The organisms were identified as sheep bot flies, or Oestrus ovis, a species of fly that can cause parasitic infections in sheep worldwide, according to the University of Florida.

Presumably, the man became infected when a fly flew into his eye and deposited the larvae, the report said.

The authors noted that the fly larvae have "oral hooks" and "body spicules" that could cause superficial abrasions on the cornea if not treated.

At a follow-up appointment 10 days later, the man had recovered and did not have any symptoms, they said.

Originally published on Live Science.

Rachael Rettner
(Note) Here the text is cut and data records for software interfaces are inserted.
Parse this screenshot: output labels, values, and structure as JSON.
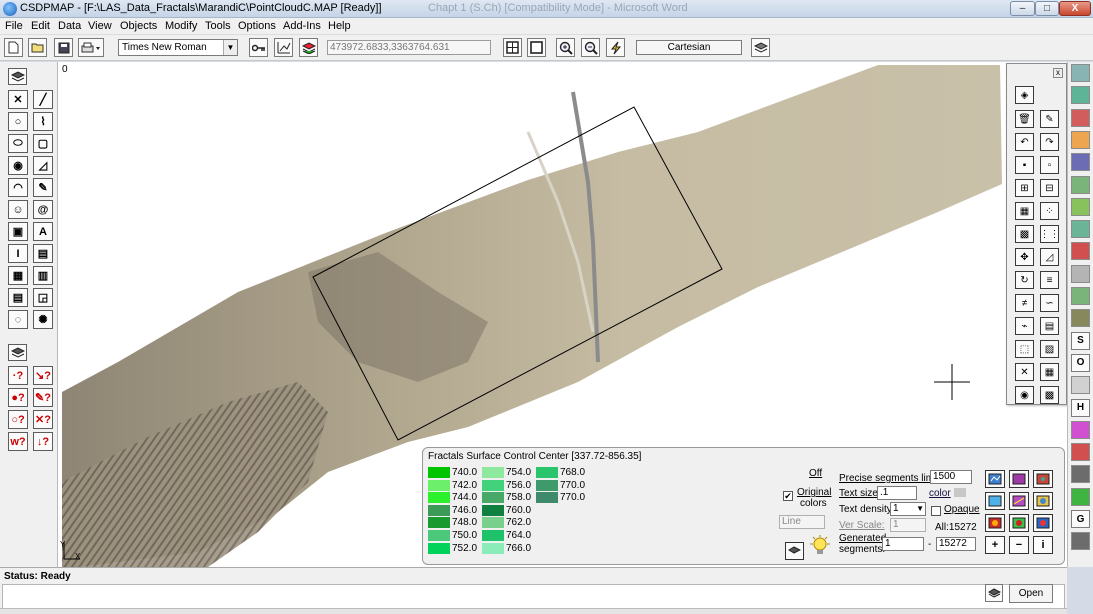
{
  "window": {
    "title": "CSDPMAP - [F:\\LAS_Data_Fractals\\MarandiC\\PointCloudC.MAP [Ready]]",
    "ghost_title": "Chapt 1 (S.Ch) [Compatibility Mode] - Microsoft Word",
    "min_label": "–",
    "max_label": "□",
    "close_label": "X"
  },
  "menu": [
    "File",
    "Edit",
    "Data",
    "View",
    "Objects",
    "Modify",
    "Tools",
    "Options",
    "Add-Ins",
    "Help"
  ],
  "toolbar": {
    "font_name": "Times New Roman",
    "coordinates": "473972.6833,3363764.631",
    "projection": "Cartesian"
  },
  "canvas": {
    "origin_label": "0",
    "axis_y": "Y",
    "axis_x": "X",
    "colors": {
      "field_light": "#c9bfa6",
      "field_dark": "#8f8573",
      "road": "#9b9b9b",
      "rect_border": "#000000"
    }
  },
  "left_toolbar": {
    "buttons_upper": [
      "select-icon",
      "line-icon",
      "circle-icon",
      "polyline-icon",
      "ellipse-icon",
      "rounded-rect-icon",
      "ring-icon",
      "polygon-icon",
      "arc-icon",
      "freehand-icon",
      "symbol-icon",
      "spiral-icon",
      "image-icon",
      "text-icon",
      "vertical-text-icon",
      "multiline-text-icon",
      "layer-icon",
      "table-icon",
      "building-icon",
      "graph-icon",
      "point-icon",
      "target-icon"
    ],
    "buttons_lower": [
      "properties-icon",
      "query-point-icon",
      "query-line-icon",
      "query-fill-icon",
      "query-color-icon",
      "query-order-icon",
      "query-delete-icon",
      "query-width-icon",
      "query-sort-icon"
    ],
    "question_labels": [
      "·?",
      "↘?",
      "●?",
      "✎?",
      "○?",
      "✕?",
      "w?",
      "↓?"
    ]
  },
  "float_panel": {
    "close_label": "x",
    "buttons": [
      "properties-icon",
      "delete-icon",
      "paint-icon",
      "undo-icon",
      "redo-icon",
      "copy-icon",
      "paste-icon",
      "group-icon",
      "ungroup-icon",
      "align-icon",
      "scatter-icon",
      "bring-front-icon",
      "grid-icon",
      "move-icon",
      "resize-icon",
      "rotate-icon",
      "notes-icon",
      "not-equal-icon",
      "curve-icon",
      "line-chart-icon",
      "report-icon",
      "map-icon",
      "frame-icon",
      "cross-icon",
      "calculator-icon",
      "globe-icon",
      "save-icon"
    ]
  },
  "right_strip": {
    "buttons": [
      "tiles-icon",
      "coords-icon",
      "layers-icon",
      "warning-icon",
      "chart-icon",
      "grid-map-icon",
      "hatch-icon",
      "triangulation-icon",
      "color-map-icon",
      "pattern-icon",
      "area-chart-icon",
      "measure-icon",
      "S",
      "O",
      "contour-icon",
      "H",
      "palette-icon",
      "blob-icon",
      "goal-icon",
      "export-icon",
      "G",
      "properties-icon"
    ]
  },
  "fractal_panel": {
    "title": "Fractals Surface Control Center [337.72-856.35]",
    "colors": [
      {
        "value": "740.0",
        "color": "#00c400"
      },
      {
        "value": "742.0",
        "color": "#6cf06c"
      },
      {
        "value": "744.0",
        "color": "#2bf02b"
      },
      {
        "value": "746.0",
        "color": "#3a9a56"
      },
      {
        "value": "748.0",
        "color": "#1a9a2e"
      },
      {
        "value": "750.0",
        "color": "#4cc87a"
      },
      {
        "value": "752.0",
        "color": "#00d25a"
      },
      {
        "value": "754.0",
        "color": "#8ee89e"
      },
      {
        "value": "756.0",
        "color": "#42d27c"
      },
      {
        "value": "758.0",
        "color": "#48a868"
      },
      {
        "value": "760.0",
        "color": "#108040"
      },
      {
        "value": "762.0",
        "color": "#78d08c"
      },
      {
        "value": "764.0",
        "color": "#1ec26a"
      },
      {
        "value": "766.0",
        "color": "#8aecb8"
      },
      {
        "value": "768.0",
        "color": "#2ac46c"
      },
      {
        "value": "770.0",
        "color": "#3e9a6a"
      },
      {
        "value": "770.0",
        "color": "#3e8a6a"
      }
    ],
    "off_label": "Off",
    "original_colors_label_1": "Original",
    "original_colors_label_2": "colors",
    "original_colors_checked": "✔",
    "line_mode": "Line",
    "precise_label": "Precise segments limit:",
    "precise_value": "1500",
    "text_size_label": "Text size:",
    "text_size_value": ".1",
    "color_label": "color",
    "text_density_label": "Text density:",
    "text_density_value": "1",
    "opaque_label": "Opaque",
    "ver_scale_label": "Ver Scale:",
    "ver_scale_value": "1",
    "all_label": "All:15272",
    "generated_label_1": "Generated",
    "generated_label_2": "segments:",
    "generated_from": "1",
    "generated_sep": "-",
    "generated_to": "15272",
    "plus_label": "+",
    "minus_label": "−",
    "info_label": "i"
  },
  "status": {
    "text": "Status: Ready",
    "open_label": "Open"
  }
}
Rachael is a Live Science contributor, and was a former channel editor and senior writer for Live Science between 2010 and 2022. She has a master's degree in journalism from New York University's Science, Health and Environmental Reporting Program. She also holds a B.S. in molecular biology and an M.S. in biology from the University of California, San Diego. Her work has appeared in Scienceline, The Washington Post and Scientific American.